Britten the pacifist

by Simon Collings

Tony Britten’s drama-documentary Benjamin Britten: Peace and Conflict is a thoughtful and well-researched contribution to the Britten centenary celebrations. Throughout his life Britten abhorred anything involving the destruction of life. He believed he could best help society by creating music. These aspects of the composer’s life are explored at some length in the film.

The primary focus is on Gresham School in Holt, Norfolk where Britten was a student. In the 1930s Gresham was an exceptionally liberal establishment encouraging pupils to explore radical political ideas. W H Auden and Donald Maclean were among the alumni.

Like many of his fellow school students Britten flirted with communist politics and as a young man wrote music for left-wing playwrights like Montagu Slater (the librettist for Peter Grimes.) But it was Britten’s pacifism which ultimately won out.

 The film allows ample space for Britten’s music to speak, including passages from some very early works. Ian Burnside and James Gilchrist give strong performances of some of the songs and the War Requiem also features prominently.

 One particularly moving moment in the film is when the cellist Anita Lasker Wallfisch recalls the young Britten performing at Belsen with Yehudi Menuhin just after the camp was liberated. She was one of the camp inmates. The Nazis organised orchestras in the concentration camps and Wallfisch survived because of her musical abilities.

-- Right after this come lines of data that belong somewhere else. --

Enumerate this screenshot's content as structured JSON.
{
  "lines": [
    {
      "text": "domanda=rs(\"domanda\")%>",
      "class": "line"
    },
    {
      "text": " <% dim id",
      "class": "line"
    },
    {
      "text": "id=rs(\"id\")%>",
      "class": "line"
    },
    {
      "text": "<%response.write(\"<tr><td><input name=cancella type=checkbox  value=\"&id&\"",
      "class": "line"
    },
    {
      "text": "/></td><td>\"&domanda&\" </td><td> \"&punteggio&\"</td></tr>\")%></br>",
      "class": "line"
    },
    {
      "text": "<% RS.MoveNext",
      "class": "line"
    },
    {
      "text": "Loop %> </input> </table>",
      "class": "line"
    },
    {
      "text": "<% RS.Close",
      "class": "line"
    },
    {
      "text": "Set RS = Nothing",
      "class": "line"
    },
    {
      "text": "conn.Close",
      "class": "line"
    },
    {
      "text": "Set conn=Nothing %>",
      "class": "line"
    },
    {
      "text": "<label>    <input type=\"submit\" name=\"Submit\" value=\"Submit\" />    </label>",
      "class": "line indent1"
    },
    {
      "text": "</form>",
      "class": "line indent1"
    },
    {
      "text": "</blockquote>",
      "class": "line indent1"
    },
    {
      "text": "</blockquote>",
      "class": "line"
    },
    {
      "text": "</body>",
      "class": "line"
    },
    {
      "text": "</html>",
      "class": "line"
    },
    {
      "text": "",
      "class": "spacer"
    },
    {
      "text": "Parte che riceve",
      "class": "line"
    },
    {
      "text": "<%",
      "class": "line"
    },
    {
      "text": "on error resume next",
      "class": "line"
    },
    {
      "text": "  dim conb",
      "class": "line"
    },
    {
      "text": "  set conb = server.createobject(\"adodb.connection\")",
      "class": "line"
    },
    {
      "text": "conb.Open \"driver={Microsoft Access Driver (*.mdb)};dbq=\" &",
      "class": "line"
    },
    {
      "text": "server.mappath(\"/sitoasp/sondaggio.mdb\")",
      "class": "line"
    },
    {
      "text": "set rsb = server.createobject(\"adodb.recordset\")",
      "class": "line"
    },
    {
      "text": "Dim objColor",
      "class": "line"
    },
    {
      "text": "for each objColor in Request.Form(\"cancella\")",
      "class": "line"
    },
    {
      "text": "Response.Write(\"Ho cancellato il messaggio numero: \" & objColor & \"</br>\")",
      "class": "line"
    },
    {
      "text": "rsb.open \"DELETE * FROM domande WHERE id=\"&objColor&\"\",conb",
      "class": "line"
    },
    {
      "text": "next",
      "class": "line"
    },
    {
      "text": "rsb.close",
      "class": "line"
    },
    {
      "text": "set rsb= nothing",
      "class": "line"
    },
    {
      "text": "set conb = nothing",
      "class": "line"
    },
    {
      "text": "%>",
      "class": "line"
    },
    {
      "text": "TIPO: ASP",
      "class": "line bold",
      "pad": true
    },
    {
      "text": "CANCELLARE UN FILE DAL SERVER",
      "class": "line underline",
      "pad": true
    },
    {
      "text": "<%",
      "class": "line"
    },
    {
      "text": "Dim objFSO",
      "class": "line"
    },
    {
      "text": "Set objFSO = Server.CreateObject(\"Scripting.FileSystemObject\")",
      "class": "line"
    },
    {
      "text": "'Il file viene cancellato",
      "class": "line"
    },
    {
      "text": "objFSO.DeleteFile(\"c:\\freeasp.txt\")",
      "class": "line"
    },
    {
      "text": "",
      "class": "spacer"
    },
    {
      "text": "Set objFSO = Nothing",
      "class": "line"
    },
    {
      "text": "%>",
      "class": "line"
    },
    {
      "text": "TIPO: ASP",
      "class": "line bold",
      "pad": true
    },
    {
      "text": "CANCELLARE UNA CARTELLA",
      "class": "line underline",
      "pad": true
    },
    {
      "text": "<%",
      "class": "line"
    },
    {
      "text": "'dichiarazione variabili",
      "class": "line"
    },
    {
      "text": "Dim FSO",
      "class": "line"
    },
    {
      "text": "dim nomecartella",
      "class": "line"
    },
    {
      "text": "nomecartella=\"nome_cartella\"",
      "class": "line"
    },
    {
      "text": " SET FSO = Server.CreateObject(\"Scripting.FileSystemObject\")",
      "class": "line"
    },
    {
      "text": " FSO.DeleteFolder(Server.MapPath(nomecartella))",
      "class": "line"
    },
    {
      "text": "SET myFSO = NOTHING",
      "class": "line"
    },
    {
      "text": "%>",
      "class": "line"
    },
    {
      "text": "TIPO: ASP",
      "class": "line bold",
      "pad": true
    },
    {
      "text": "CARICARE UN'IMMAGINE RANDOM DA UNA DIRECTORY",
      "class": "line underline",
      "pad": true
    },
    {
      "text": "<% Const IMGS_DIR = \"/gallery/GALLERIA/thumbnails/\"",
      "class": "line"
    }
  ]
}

 The reconstructions of life at the school are a little wooden but Alex Lowther is rather touching as the young curly-haired Britten. Overall a film worth looking out for.

Advertisements